Meet my ex–best friend’s lover’s son
You’re over 30 and have been with the same guy for three years, but you are not married. Calling him your boyfriend seems childish. Significant other is a euphemistic mouthful. Partner sounds as if you’re in business together, and lover seems too steamy. How do you introduce him? Along similar lines, how do you introduce your ex-husband? Or his sister, who is still your friend, or his biological children with his new wife?
Simple. Introduce the person by name. “Debbie, I’d like you to meet Ian. Ian, this is Debbie.” As the conversation progresses, the subject of how you know each other may come up naturally. You can decide then how much to disclose. Most people you meet will not need to know—nor will they even be that interested in—your family history and dramas.
Champagne and suffering
You do not want the bubbly bottle to be vertical when you’re opening it, or you might shoot yourself in the face. If it is too close to horizontal, however, the gas will float up and form a bubble in the bottle’s shoulder. When you remove the cork, the bubble will expand all at once and shoot the liquid out of the neck. It looks impressive, but it’s messy, and you’ll waste some expensive (or even cheap) champagne. So the angle you’re looking for is 45 degrees. This tilt will ensure that the gas stays in the neck.

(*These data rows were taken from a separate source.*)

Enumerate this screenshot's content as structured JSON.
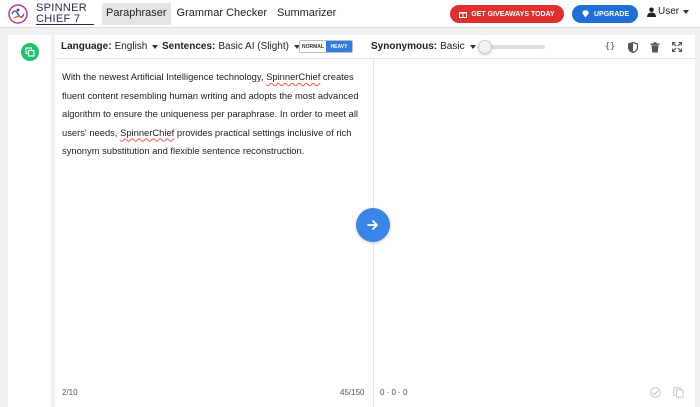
{
  "header": {
    "logo": {
      "line1": "SPINNER",
      "line2": "CHIEF 7"
    },
    "nav": [
      {
        "label": "Paraphraser",
        "active": true
      },
      {
        "label": "Grammar Checker",
        "active": false
      },
      {
        "label": "Summarizer",
        "active": false
      }
    ],
    "giveaways_label": "GET GIVEAWAYS TODAY",
    "upgrade_label": "UPGRADE",
    "user_label": "User"
  },
  "toolbar": {
    "language_label": "Language:",
    "language_value": "English",
    "sentences_label": "Sentences:",
    "sentences_value": "Basic AI (Slight)",
    "mode_normal": "NORMAL",
    "mode_heavy": "HEAVY",
    "synonymous_label": "Synonymous:",
    "synonymous_value": "Basic",
    "synonym_level": 0
  },
  "editor": {
    "text_parts": [
      {
        "t": "With the newest Artificial Intelligence technology, ",
        "u": false
      },
      {
        "t": "SpinnerChief",
        "u": true
      },
      {
        "t": " creates fluent content resembling human writing and adopts the most advanced algorithm to ensure the uniqueness per paraphrase. In order to meet all users' needs, ",
        "u": false
      },
      {
        "t": "SpinnerChief",
        "u": true
      },
      {
        "t": " provides practical settings inclusive of rich synonym substitution and flexible sentence reconstruction.",
        "u": false
      }
    ],
    "sentence_count": "2/10",
    "word_count": "45/150",
    "output_stats": "0 · 0 · 0"
  },
  "colors": {
    "giveaways": "#e02f2f",
    "upgrade": "#1f6fd6",
    "go_button": "#3a86e8",
    "side_icon": "#22c26a"
  }
}
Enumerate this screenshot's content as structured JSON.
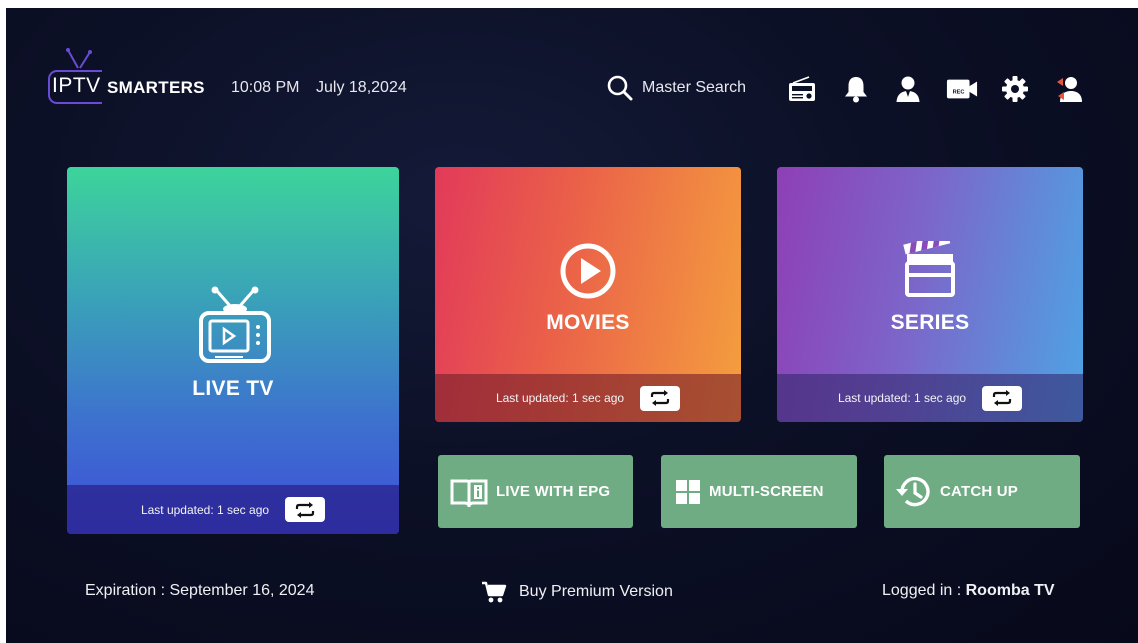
{
  "header": {
    "logo_left": "IPTV",
    "logo_right": "SMARTERS",
    "time": "10:08 PM",
    "date": "July 18,2024",
    "search_label": "Master Search",
    "icons": [
      "radio-icon",
      "bell-icon",
      "user-icon",
      "rec-camera-icon",
      "gear-icon",
      "switch-user-icon"
    ],
    "rec_text": "REC"
  },
  "tiles": {
    "live_tv": {
      "title": "LIVE TV",
      "updated": "Last updated: 1 sec ago"
    },
    "movies": {
      "title": "MOVIES",
      "updated": "Last updated: 1 sec ago"
    },
    "series": {
      "title": "SERIES",
      "updated": "Last updated: 1 sec ago"
    },
    "live_epg": {
      "label": "LIVE WITH EPG"
    },
    "multi_screen": {
      "label": "MULTI-SCREEN"
    },
    "catch_up": {
      "label": "CATCH UP"
    }
  },
  "footer": {
    "expiration": "Expiration : September 16, 2024",
    "buy_label": "Buy Premium Version",
    "logged_prefix": "Logged in : ",
    "logged_user": "Roomba TV"
  },
  "colors": {
    "background": "#0c1026",
    "small_tile": "#6fac84",
    "logo_accent": "#6a4bd6"
  }
}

Still, just to be sure, do not aim the bottle directly at any person or anything fragile—it is considered a social faux pas to destroy your aunt Minnie’s collection of Precious Moments figurines. To avoid losing your grip and accidentally dropping the bottle on your feet, twist the bottle rather than the cork.
These are the wine terms you should probably know by now.
Dehydration is one of the main causes of hangover symptoms. The best thing to do is to alternate each alcoholic drink with a glass of water. Here are some other ways to prevent a hangover while drinking.
The next day, drink a lot of water or an electrolyte solution (such as Gatorade). Even though you may not feel like it, eat a well-balanced breakfast. Alcohol raises your insulin levels, which can make you feel weak. Eating will raise your glucose levels. If you feel nauseated, snack on toast or crackers to settle your stomach. Avoid coffee; caffeine narrows your blood vessels and boosts your blood pressure, which will make your hangover worse. Also, as much as you may want pain relief, steer clear of ibuprofen, aspirin, and acetaminophen. All may aggravate inflammation in the stomach and liver caused by the alcohol.